START Records provided

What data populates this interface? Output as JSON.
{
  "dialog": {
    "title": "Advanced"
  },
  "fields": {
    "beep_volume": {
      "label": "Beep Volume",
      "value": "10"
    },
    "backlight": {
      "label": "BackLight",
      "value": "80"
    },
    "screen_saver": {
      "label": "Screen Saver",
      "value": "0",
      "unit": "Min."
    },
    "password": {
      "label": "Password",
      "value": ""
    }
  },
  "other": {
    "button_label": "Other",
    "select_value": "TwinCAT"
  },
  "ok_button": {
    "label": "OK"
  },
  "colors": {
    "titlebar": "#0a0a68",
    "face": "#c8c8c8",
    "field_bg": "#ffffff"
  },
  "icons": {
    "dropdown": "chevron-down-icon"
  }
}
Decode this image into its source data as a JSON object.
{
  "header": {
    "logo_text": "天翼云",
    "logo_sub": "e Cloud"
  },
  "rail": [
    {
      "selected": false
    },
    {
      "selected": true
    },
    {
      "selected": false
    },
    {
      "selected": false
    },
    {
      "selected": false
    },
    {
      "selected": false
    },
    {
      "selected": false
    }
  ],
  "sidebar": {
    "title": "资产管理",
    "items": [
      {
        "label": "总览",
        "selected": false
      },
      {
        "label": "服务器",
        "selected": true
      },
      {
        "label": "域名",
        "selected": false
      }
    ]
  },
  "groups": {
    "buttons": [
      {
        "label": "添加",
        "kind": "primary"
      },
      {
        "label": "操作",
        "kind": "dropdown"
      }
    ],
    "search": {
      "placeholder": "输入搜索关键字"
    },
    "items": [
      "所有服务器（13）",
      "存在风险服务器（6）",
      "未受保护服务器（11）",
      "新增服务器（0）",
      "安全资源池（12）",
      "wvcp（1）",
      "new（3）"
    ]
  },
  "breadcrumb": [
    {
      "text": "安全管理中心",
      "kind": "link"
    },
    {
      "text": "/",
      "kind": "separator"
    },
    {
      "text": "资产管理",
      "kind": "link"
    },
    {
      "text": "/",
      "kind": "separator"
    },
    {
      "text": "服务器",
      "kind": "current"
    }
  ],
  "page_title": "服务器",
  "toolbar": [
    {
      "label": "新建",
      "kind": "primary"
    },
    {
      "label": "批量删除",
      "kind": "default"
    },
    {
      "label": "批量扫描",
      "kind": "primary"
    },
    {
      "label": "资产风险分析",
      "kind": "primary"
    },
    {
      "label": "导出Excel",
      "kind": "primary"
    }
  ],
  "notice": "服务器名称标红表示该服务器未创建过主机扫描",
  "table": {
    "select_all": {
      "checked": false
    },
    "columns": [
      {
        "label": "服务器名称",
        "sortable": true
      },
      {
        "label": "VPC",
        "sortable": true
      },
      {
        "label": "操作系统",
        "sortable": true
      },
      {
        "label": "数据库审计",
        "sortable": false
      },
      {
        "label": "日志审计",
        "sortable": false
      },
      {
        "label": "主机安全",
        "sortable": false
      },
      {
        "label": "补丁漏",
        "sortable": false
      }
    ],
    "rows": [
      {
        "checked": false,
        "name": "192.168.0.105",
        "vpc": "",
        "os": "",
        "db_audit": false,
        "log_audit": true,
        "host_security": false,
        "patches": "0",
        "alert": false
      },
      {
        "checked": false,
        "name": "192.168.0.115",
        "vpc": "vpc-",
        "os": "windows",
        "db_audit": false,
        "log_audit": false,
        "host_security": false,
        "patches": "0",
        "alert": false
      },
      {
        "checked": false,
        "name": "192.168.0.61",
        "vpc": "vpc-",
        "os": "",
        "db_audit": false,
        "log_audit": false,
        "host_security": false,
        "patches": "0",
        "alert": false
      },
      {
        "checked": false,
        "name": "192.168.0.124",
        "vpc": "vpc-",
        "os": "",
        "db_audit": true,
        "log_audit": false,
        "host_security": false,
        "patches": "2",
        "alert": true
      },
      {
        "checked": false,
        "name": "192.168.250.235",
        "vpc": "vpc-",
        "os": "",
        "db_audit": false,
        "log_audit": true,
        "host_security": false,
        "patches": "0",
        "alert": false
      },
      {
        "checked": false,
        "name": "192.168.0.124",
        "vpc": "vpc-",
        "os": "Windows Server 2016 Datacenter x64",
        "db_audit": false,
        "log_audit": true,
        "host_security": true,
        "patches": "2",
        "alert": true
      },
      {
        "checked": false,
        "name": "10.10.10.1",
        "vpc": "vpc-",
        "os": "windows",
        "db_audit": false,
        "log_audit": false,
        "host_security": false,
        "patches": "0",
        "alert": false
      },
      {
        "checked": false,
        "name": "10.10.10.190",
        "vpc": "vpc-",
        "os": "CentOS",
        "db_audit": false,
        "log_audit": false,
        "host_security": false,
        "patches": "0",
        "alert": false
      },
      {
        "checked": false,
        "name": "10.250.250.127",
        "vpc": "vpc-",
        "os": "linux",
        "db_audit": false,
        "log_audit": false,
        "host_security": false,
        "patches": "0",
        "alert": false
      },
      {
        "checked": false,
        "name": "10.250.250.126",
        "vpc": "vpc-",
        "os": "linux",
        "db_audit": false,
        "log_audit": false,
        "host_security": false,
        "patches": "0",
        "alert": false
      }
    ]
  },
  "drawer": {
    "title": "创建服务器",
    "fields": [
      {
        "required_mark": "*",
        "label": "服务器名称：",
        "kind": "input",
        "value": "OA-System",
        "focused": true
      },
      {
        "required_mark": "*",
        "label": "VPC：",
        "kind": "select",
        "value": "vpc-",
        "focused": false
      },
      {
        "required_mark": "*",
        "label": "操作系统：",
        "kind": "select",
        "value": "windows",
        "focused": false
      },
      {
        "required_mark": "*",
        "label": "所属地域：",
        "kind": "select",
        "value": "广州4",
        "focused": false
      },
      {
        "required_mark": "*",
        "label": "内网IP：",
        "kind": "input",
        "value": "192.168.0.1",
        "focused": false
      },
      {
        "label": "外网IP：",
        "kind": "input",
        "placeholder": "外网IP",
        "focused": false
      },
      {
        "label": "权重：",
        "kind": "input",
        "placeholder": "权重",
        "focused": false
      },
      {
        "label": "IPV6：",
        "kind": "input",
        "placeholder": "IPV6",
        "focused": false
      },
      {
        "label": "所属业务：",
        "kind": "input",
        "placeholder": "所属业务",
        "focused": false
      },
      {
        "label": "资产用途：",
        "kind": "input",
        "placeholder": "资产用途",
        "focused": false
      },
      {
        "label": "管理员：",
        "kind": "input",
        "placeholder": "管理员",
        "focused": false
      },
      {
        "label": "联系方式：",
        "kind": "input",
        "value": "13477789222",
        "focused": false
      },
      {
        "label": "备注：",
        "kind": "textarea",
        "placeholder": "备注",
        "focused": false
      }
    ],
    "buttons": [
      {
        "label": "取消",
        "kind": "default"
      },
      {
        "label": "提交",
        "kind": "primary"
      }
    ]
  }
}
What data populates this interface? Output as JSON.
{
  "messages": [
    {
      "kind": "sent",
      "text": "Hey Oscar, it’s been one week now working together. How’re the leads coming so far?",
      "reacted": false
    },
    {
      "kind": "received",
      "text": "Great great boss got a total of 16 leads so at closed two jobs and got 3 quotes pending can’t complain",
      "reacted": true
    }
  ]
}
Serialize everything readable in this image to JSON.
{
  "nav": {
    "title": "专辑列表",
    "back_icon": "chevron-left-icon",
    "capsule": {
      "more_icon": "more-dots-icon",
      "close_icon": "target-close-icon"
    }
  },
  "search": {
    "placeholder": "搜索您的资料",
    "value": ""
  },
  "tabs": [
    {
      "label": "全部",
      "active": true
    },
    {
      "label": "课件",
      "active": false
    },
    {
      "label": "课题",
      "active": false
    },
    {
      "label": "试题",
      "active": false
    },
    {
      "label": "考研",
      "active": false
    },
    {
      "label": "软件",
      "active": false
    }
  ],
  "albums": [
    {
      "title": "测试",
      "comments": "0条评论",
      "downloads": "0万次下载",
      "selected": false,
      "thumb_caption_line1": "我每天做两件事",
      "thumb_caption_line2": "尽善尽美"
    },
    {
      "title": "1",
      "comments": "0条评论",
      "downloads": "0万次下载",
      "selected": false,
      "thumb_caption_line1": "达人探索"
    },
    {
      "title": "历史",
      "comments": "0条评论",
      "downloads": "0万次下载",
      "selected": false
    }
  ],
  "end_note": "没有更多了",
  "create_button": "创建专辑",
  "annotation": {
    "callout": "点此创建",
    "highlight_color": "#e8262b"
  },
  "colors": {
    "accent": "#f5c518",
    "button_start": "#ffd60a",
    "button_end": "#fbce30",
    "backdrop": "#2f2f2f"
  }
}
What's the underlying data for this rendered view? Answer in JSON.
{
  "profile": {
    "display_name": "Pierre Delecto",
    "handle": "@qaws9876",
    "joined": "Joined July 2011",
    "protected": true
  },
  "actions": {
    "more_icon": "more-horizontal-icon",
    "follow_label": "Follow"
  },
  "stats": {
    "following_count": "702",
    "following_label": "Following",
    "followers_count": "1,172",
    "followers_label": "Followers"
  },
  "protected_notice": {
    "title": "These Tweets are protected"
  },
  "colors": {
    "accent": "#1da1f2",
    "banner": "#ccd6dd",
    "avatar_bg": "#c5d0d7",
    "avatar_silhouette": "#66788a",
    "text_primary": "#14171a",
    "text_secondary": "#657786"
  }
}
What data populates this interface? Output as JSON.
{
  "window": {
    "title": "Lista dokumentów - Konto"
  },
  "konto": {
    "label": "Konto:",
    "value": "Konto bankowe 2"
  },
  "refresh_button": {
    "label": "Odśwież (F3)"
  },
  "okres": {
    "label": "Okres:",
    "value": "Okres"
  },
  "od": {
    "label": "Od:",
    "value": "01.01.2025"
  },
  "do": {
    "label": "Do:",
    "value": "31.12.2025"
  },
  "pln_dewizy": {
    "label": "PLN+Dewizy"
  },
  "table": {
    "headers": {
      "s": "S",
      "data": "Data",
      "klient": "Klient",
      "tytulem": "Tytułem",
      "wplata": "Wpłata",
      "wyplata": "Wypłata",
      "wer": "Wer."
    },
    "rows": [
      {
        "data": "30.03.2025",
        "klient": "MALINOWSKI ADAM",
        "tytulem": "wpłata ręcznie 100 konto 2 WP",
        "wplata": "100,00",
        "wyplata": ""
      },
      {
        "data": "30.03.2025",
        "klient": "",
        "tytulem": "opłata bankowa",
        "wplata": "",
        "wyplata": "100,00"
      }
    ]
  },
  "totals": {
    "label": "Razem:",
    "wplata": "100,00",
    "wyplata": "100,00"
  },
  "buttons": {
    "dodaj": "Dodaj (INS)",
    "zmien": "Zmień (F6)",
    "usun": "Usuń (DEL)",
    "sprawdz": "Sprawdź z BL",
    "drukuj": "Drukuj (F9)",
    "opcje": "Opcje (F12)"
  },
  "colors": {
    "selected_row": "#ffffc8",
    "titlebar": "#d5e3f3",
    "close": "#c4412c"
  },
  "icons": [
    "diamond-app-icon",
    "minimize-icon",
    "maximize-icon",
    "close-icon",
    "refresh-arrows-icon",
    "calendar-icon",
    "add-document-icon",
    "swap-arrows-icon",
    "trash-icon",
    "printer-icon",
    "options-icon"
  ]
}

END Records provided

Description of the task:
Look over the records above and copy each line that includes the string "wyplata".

Solution:
      "wyplata": "Wypłata",
        "wyplata": ""
        "wyplata": "100,00"
    "wyplata": "100,00"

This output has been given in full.